Input for this task:
--------------------------------

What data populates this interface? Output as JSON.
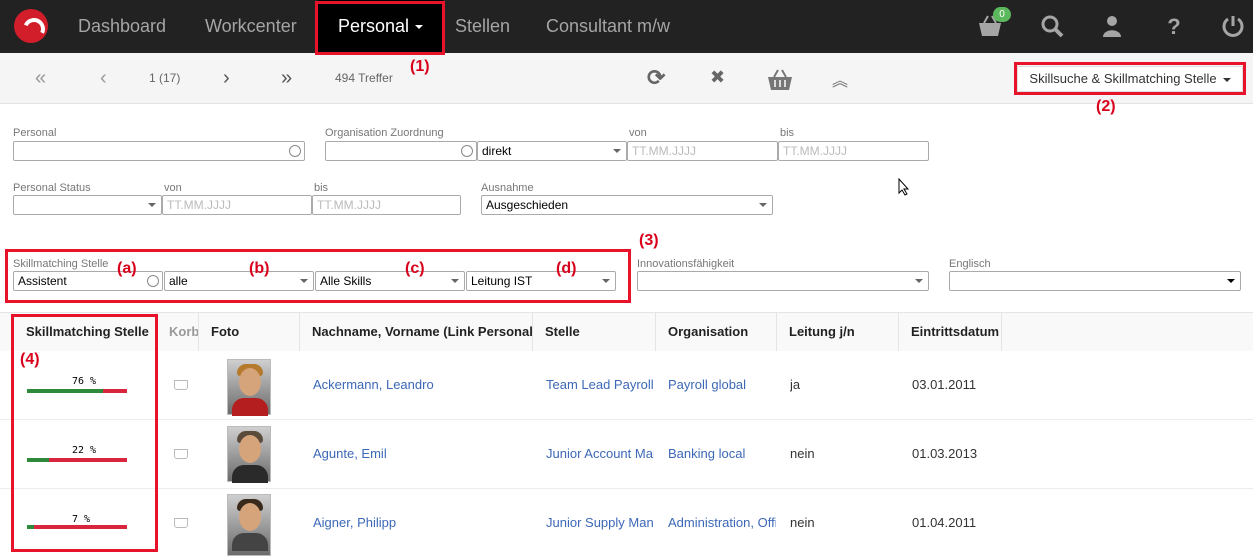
{
  "nav": {
    "items": [
      "Dashboard",
      "Workcenter",
      "Personal",
      "Stellen",
      "Consultant m/w"
    ],
    "active": "Personal",
    "basket_count": "0",
    "icons": [
      "basket-icon",
      "search-icon",
      "user-icon",
      "help-icon",
      "power-icon"
    ]
  },
  "toolbar": {
    "page": "1 (17)",
    "hits": "494 Treffer",
    "first": "«",
    "prev": "‹",
    "next": "›",
    "last": "»",
    "refresh": "⟳",
    "close": "✖",
    "collapse": "︽",
    "view_select": "Skillsuche & Skillmatching Stelle"
  },
  "annotations": {
    "n1": "(1)",
    "n2": "(2)",
    "n3": "(3)",
    "n4": "(4)",
    "a": "(a)",
    "b": "(b)",
    "c": "(c)",
    "d": "(d)"
  },
  "filters": {
    "personal_label": "Personal",
    "org_label": "Organisation Zuordnung",
    "org_mode": "direkt",
    "von_label": "von",
    "bis_label": "bis",
    "date_placeholder": "TT.MM.JJJJ",
    "status_label": "Personal Status",
    "ausnahme_label": "Ausnahme",
    "ausnahme_value": "Ausgeschieden",
    "skill_label": "Skillmatching Stelle",
    "skill_stelle": "Assistent",
    "skill_scope": "alle",
    "skill_set": "Alle Skills",
    "skill_level": "Leitung IST",
    "innov_label": "Innovationsfähigkeit",
    "englisch_label": "Englisch"
  },
  "table": {
    "headers": [
      "Skillmatching Stelle",
      "Korb",
      "Foto",
      "Nachname, Vorname (Link Personal)",
      "Stelle",
      "Organisation",
      "Leitung j/n",
      "Eintrittsdatum"
    ],
    "rows": [
      {
        "match": "76 %",
        "match_value": 76,
        "name": "Ackermann, Leandro",
        "stelle": "Team Lead Payroll",
        "org": "Payroll global",
        "leitung": "ja",
        "eintritt": "03.01.2011"
      },
      {
        "match": "22 %",
        "match_value": 22,
        "name": "Agunte, Emil",
        "stelle": "Junior Account Manager",
        "org": "Banking local",
        "leitung": "nein",
        "eintritt": "01.03.2013"
      },
      {
        "match": "7 %",
        "match_value": 7,
        "name": "Aigner, Philipp",
        "stelle": "Junior Supply Manager",
        "org": "Administration, Office",
        "leitung": "nein",
        "eintritt": "01.04.2011"
      }
    ]
  },
  "colors": {
    "nav_bg": "#222222",
    "annotation_red": "#e8132b",
    "link": "#3c68b7",
    "match_good": "#2c8a3a",
    "match_bad": "#d7263d"
  }
}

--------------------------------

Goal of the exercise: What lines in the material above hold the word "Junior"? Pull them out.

Written answer:
        "stelle": "Junior Account Manager",
        "stelle": "Junior Supply Manager",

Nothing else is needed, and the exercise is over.